India: Instagram’s censorship of COVID-19 posts jeopardises free speech

For the past few months, India has been at the centre of a devastating breakdown of public health institutions and is currently experiencing a severe public health crisis due to the second wave of the COVID-19 pandemic. Social media platforms are a crucial channel for people to communicate about a number of important issues related to the pandemic, such as the availability of intensive care beds, delivery of oxygen cylinders, food, and protective clothing, among other essentials.

On 6 May, Instagram users in India had stories related to COVID-19 relief efforts, volunteer-driven initiatives and political critique taken down without notice or explanation. These pieces of content disappeared from Archives and Highlights in user profiles as well. Users reported that private chats pertaining to COVID-19-related efforts, activism, and political critique had also started disappearing. In a few instances, volunteer-driven COVID-19 relief pages were taken down entirely.

On 7 May, Instagram issued a public statement noting that this is a “widespread global technical issue not related to any topic” and later that day claimed to have “fixed the issue”. In a subsequent public statement from 8 May, the company noted that the problem arose because its “automated systems launched an update intended to better detect whether reshared media in a story was still available” and their systems ended up “treat[ing] all reshared media posted [before the rollout of this automated system] as missing”.

The dangers to freedom of expression inherent in automated content moderation have been pointed out by experts for years. In practice, such tools almost invariably have a disproportionate impact on the voices of marginalised and vulnerable communities, as is clear from the takedowns over the past week, not only in India, but in countries around the world.

In addition, we are concerned about a number of discrepancies in the explanations that have been given by Instagram in the context of takedowns in India:

These developments come on the heels of Facebook’s censorship of content that called for India’s Prime Minister, Narendra Modi, to resign. Instagram’s latest moves were followed by Facebook suspending a renowned poet’s account after he shared content critical of the Prime Minister. Facebook’s lack of public accountability and opacity around takedowns in India is an increasingly common occurrence, and is inconsistent with tech firms’ responsibility to respect human rights under the United Nations Guiding Principles on Business and Human Rights.
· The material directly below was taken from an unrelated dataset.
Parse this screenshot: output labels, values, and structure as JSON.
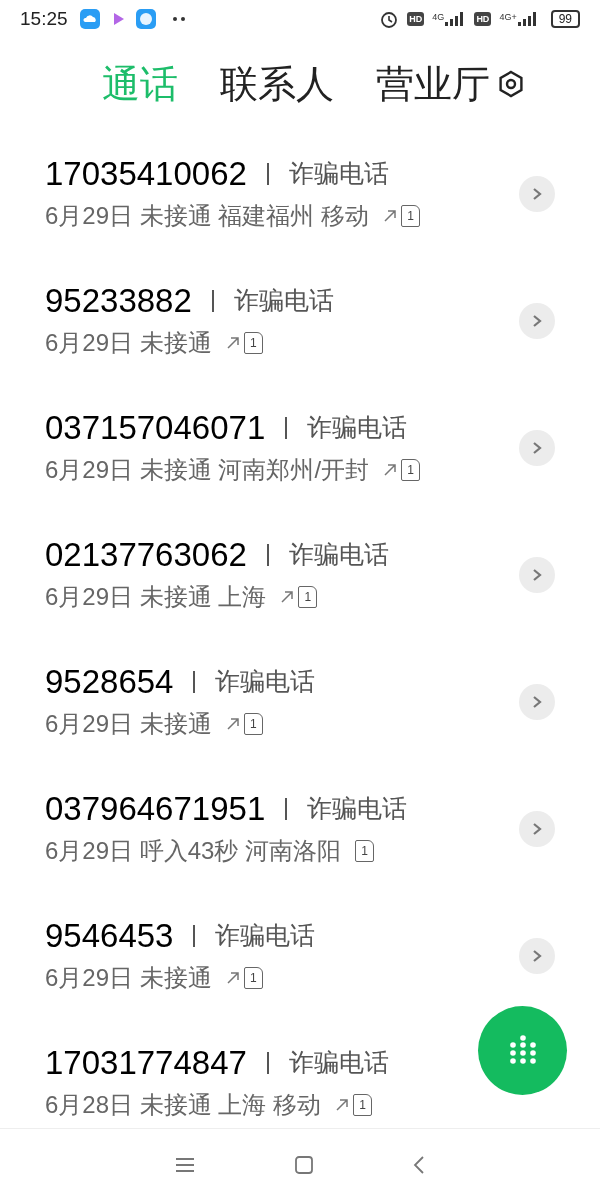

It also has a serious impact on Indians’ fundamental rights including their right to freedom of expression, and their right to freedom of association and assembly online.

We, the undersigned organisations, urgently call on Instagram to:

  1. Transparently and publicly share how these takedowns pertaining to COVID-19 relief efforts, political critique and calls for activism occurred, if any of them were requested, and if yes, who requested these takedowns and on what basis;
  2. Reinstate all accounts and content taken down in breach of international standards on freedom of expression consistent with Facebook’s Corporate Human Rights Policy that explicitly reference international human rights treaties;
  3. Follow due procedure under applicable laws and international human rights standards in assessing takedown requests for users’ content and accounts, and publish information about steps taken to protect freedom of expression — including active measures it has taken to ensure that content uploaded by users has not been unlawfully taken down;
  4. Provide transparency on the actors and standards that play into decision-making processes involved in content takedowns in India;
  5. Publicly commit to resist political pressure and judicial orders to take down content in breach of international standards on freedom of expression;
  6. Establish multiple contact persons who can work directly with Indian users — activists, volunteer organisations, non-profits, bloggers, journalists, and opinion makers, including groups at risk — in order to assist them with problems they encounter on the platform.

 

Signatories

Aapti Institute

Access Now

AI Now

ARTICLE 19

Association for Progressive Communications

Center for Democracy and Technology

Centre for Internet and Society

Electronic Frontier Foundation

Human Rights Watch

Internet Freedom Foundation

Ranking Digital Rights